nyc skylineSince the New York Public Service Commission (Commission) opened its Reforming the Energy Vision (REV) proceeding in the spring to modernize the state’s electricity system, a lot has happened. Namely, New York utilities are already working to align themselves with the broad objectives outlined in the REV proceeding. Here is an overview of efforts by the state’s big players:

CON EDISON – Brooklyn/Queens Demand Management Program

Growth in electricity demand in parts of Brooklyn and Queens is taxing infrastructure and will require action from Con Edison to ensure reliability. Con Edison could pursue a costly $1 billion substation upgrade to meet this rising demand. Instead, the utility is slashing needed investment by half and plans to invest around $500 million – $305 million in traditional utility investments and $200 million clean energy resources – to address the area’s growing energy needs as part of its Brooklyn/Queens Demand Management program. Measures include:

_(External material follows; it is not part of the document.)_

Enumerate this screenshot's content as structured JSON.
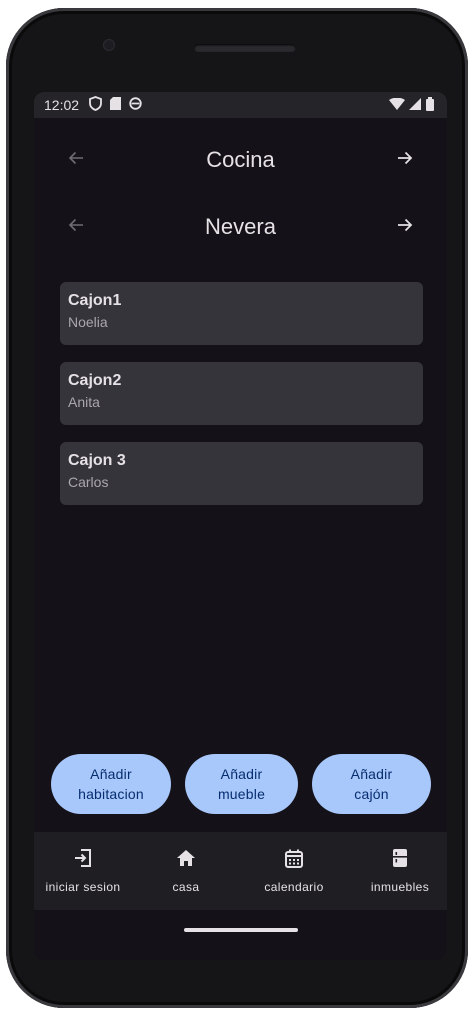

  • Demand Response (a tool that pays customers to conserve energy when the electric grid is stressed): A new demand response system from energy services provider Alstom, which would allow 3.3 million customers to be compensated for the value they provide to the grid.
  • Energy Storage: Battery-based energy storage for electricity produced when electricity demand is low (off-peak hours) for use when demand is high (peak periods), easing the burden on the electric grid at those times.
  • Microgrids (which generate electricity nearby or on-site where it’s consumed): The development of microgrids to improve resiliency and enable the aforementioned demand response system.
  • Electric Grid Resilience and Optimization: Expanded use of smart meters, which provide detailed electricity use data throughout the day, will improve response time to power outages and give customers more control over their energy usage.

Read More »

Posted in Clean Energy, Demand Response, Energy Efficiency, Energy Storage, New York, Renewable Energy, Utility Business Models / Also tagged | Read 2 Responses